--- Working data ---
BEGIN
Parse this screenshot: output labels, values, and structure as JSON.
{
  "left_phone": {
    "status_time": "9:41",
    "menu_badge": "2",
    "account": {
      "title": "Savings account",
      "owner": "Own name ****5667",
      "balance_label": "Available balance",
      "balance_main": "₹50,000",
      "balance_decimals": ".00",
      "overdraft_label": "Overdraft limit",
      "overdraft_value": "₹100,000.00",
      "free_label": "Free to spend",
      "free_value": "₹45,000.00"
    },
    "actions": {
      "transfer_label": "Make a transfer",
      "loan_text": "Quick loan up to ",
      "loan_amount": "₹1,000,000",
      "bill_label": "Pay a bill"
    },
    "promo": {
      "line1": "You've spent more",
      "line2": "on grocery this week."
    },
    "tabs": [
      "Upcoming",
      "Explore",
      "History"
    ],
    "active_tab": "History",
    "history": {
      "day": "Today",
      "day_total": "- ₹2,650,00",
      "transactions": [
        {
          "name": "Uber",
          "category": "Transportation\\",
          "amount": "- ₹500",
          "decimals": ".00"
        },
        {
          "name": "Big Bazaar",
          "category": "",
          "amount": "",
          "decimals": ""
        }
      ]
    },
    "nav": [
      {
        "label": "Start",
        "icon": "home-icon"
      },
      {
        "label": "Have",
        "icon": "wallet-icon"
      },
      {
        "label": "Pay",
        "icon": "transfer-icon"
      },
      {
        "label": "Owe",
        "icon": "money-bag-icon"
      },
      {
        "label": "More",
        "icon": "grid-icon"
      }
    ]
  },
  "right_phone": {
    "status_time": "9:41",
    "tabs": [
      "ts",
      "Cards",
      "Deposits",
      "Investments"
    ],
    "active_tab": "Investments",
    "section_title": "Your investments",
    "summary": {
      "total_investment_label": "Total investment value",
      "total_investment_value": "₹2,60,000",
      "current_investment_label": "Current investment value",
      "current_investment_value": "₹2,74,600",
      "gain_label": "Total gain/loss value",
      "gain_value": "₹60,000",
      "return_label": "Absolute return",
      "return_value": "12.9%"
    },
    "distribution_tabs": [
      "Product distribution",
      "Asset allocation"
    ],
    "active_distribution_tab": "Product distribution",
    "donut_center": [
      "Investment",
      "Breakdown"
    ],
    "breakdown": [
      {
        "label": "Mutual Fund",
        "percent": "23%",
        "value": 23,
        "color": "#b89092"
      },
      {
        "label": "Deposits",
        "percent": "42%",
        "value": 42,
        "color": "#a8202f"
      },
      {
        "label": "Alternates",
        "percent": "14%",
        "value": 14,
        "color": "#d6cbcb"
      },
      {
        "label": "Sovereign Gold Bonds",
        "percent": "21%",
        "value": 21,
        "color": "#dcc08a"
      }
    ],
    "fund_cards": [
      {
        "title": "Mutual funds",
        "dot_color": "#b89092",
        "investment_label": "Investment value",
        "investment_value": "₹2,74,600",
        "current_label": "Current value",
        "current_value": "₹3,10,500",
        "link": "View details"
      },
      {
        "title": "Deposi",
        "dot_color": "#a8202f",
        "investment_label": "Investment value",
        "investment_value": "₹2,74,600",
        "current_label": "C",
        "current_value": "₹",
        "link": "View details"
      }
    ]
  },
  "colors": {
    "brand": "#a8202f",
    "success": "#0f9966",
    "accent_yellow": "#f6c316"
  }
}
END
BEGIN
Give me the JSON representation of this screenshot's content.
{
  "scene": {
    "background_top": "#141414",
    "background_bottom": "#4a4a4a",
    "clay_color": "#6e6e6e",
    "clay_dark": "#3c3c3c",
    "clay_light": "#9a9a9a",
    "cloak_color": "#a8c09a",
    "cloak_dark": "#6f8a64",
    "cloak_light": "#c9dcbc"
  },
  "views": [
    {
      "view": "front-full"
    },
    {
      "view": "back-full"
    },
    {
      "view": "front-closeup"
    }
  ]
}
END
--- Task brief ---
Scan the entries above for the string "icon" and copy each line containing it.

--- Response box ---
        "icon": "home-icon"
        "icon": "wallet-icon"
        "icon": "transfer-icon"
        "icon": "money-bag-icon"
        "icon": "grid-icon"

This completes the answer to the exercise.